The astronaut husband of wounded Rep. Gabrielle Giffords said Thursday that she wants to be at his shuttle launch next month. And she will be, he said, pending final approval from her doctors.
Giffords is beginning to cope with the shooting in January that injured 12 others and killed six, Mark Kelly said. She's doing "remarkably well," he told reporters at NASA's Johnson Space Center.
The congresswoman was shot in the head in Tucson, Ariz., while meeting with constituents.
"She's improving every day _ and in the realm of brain injuries that is very significant and pretty rare," Kelly said. "She's starting to walk, talk more _ more every day."
Two weeks ago, Giffords' doctors said she doesn't remember the shooting, but Kelly told her about it.
"She's starting to process some of the tragedy that we all went through in January," her husband said. "Despite that, she remains in a very good mood."
Kelly spoke at the traditional preflight news conference for shuttle crews. With all six crew members wearing turquoise "Gabby" wristbands, Kelly spoke first, reading from a statement before the astronauts took questions. He said he wanted reporters to focus on the shuttle mission, not his wife's recovery.
He left immediately afterward and declined to take part in the usual individual interviews. He said he anticipated a lot of questions about his wife, and noted that everything about the mission could be covered in the news conference.
On Tuesday, his identical twin, Scott, also an astronaut, canceled a series of interviews after the first few TV journalists asked him about Giffords. Scott Kelly arrived in Houston last week after five months aboard the International Space Station, and visited with Giffords the next day.
"She was really happy to see my brother last week after he returned from space," Mark Kelly said.
Kelly, 47, is the commander of NASA's next-to-last shuttle flight. Shuttle Endeavour is due to blast off for the final time April 19, carrying up a $2 billion physics experiment to the space station. The fleet is retiring after shuttle Atlantis makes one last trip to the space station this summer, ending the 30-year-old shuttle program.
Kelly quit training after his wife was shot. But a month later he decided to fly the two-week mission. At the time, he said he hoped his wife would be able to attend the launch.
On Thursday, he said there's "a pretty good chance" she'll make the launch.
"We still don't know for sure," he said. "I'm just awaiting final approval from her doctors.
As one of NASA's biggest supporters in Congress, "She wants to attend. She's been looking forward to this for a long time," he said. Giffords, 40, a Democrat, served on the House Science and Technology Committee, and took on NASA affairs while heading the space subcommittee.
Giffords hasn't been seen publicly since the shooting, and almost certainly would view the launch from a restricted area reserved for the crew's families at Kennedy Space Center in Florida.
Within two weeks of the shooting, Giffords was transferred to TIRR Memorial Hermann hospital in Houston.

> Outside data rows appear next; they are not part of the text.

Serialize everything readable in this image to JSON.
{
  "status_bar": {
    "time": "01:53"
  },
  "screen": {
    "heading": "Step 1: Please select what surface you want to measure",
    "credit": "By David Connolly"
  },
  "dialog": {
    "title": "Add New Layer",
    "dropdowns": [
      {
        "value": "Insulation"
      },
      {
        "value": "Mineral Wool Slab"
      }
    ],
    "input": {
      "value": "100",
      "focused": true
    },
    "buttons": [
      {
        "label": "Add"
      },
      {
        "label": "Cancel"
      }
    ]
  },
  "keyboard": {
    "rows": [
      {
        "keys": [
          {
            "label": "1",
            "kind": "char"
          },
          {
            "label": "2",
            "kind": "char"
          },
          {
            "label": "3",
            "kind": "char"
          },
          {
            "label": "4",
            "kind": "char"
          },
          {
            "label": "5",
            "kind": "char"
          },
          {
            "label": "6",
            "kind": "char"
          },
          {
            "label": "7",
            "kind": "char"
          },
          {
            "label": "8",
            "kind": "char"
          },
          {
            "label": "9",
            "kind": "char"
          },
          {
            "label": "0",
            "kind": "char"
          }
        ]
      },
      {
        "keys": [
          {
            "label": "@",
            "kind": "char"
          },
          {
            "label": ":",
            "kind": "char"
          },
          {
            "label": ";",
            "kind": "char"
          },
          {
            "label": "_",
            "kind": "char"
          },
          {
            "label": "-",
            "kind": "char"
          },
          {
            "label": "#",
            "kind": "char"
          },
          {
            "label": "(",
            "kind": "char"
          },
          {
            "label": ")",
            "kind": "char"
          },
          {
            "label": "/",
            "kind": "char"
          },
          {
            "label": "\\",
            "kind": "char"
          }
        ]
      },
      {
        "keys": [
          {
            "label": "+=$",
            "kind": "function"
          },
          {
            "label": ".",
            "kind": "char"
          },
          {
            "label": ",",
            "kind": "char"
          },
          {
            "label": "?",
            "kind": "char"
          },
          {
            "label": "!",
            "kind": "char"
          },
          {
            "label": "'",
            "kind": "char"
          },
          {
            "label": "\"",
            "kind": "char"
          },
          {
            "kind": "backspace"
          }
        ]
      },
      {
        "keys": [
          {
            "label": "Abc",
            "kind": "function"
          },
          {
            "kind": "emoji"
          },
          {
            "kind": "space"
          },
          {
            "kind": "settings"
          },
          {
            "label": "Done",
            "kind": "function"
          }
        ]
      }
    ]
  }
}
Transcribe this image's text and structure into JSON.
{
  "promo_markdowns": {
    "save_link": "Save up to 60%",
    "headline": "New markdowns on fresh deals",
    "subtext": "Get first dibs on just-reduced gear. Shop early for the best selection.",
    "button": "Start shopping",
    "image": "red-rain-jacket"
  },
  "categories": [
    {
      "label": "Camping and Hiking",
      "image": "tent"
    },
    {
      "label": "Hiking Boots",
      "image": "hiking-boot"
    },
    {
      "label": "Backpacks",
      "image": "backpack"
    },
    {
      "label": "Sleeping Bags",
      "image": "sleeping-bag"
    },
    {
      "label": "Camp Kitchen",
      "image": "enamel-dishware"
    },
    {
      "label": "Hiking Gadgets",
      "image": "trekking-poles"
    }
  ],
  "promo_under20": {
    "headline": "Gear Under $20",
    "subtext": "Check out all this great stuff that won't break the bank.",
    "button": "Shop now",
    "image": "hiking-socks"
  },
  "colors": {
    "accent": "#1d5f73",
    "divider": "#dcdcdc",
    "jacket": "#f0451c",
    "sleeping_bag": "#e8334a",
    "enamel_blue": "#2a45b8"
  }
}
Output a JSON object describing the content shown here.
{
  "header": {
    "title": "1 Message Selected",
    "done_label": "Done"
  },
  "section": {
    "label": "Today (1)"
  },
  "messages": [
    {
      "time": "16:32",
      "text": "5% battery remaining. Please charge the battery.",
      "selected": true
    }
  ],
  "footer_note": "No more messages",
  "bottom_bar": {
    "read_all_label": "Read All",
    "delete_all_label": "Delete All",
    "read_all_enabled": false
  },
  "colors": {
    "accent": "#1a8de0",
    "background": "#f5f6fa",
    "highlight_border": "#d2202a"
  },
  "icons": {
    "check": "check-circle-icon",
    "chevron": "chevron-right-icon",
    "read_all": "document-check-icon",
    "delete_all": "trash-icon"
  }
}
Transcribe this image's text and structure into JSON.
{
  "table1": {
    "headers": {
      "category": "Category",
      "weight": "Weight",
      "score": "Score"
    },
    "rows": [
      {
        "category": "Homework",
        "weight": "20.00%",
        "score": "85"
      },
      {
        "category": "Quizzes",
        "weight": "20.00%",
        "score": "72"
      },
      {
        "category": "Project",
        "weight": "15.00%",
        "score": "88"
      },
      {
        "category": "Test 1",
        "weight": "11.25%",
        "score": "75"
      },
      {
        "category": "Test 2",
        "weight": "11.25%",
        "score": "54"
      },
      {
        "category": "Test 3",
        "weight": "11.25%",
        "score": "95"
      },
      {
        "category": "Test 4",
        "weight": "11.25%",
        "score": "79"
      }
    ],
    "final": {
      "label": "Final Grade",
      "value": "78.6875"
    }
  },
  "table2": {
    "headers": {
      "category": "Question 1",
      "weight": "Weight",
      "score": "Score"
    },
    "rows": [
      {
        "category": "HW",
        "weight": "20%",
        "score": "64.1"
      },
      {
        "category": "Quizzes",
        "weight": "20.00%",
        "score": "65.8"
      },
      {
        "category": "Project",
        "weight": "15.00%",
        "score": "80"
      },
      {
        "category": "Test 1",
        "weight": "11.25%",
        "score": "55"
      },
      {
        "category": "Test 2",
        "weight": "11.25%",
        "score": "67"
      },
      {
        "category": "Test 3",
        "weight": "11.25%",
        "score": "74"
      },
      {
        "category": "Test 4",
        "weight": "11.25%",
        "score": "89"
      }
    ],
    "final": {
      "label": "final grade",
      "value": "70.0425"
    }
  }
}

Kelly said he sees her every morning before work and at the end of the day.
Until the shooting, the couple, who married in 2007, split their time between Arizona, Texas and Washington.
Kelly said he's been able to focus on training for the shuttle mission. It would have been "really challenging," he said, if this was his first shuttle flight, or even his first time as a shuttle commander. He's flown three times on shuttles, once as commander in 2008.
"I've given this mission everything I would have if the events of January did not happen. So I'm very focused. We're very prepared as a crew," he said.
He noted the launch is fast approaching. "We're getting pretty close to the end and we're ready to do this, and excited about it."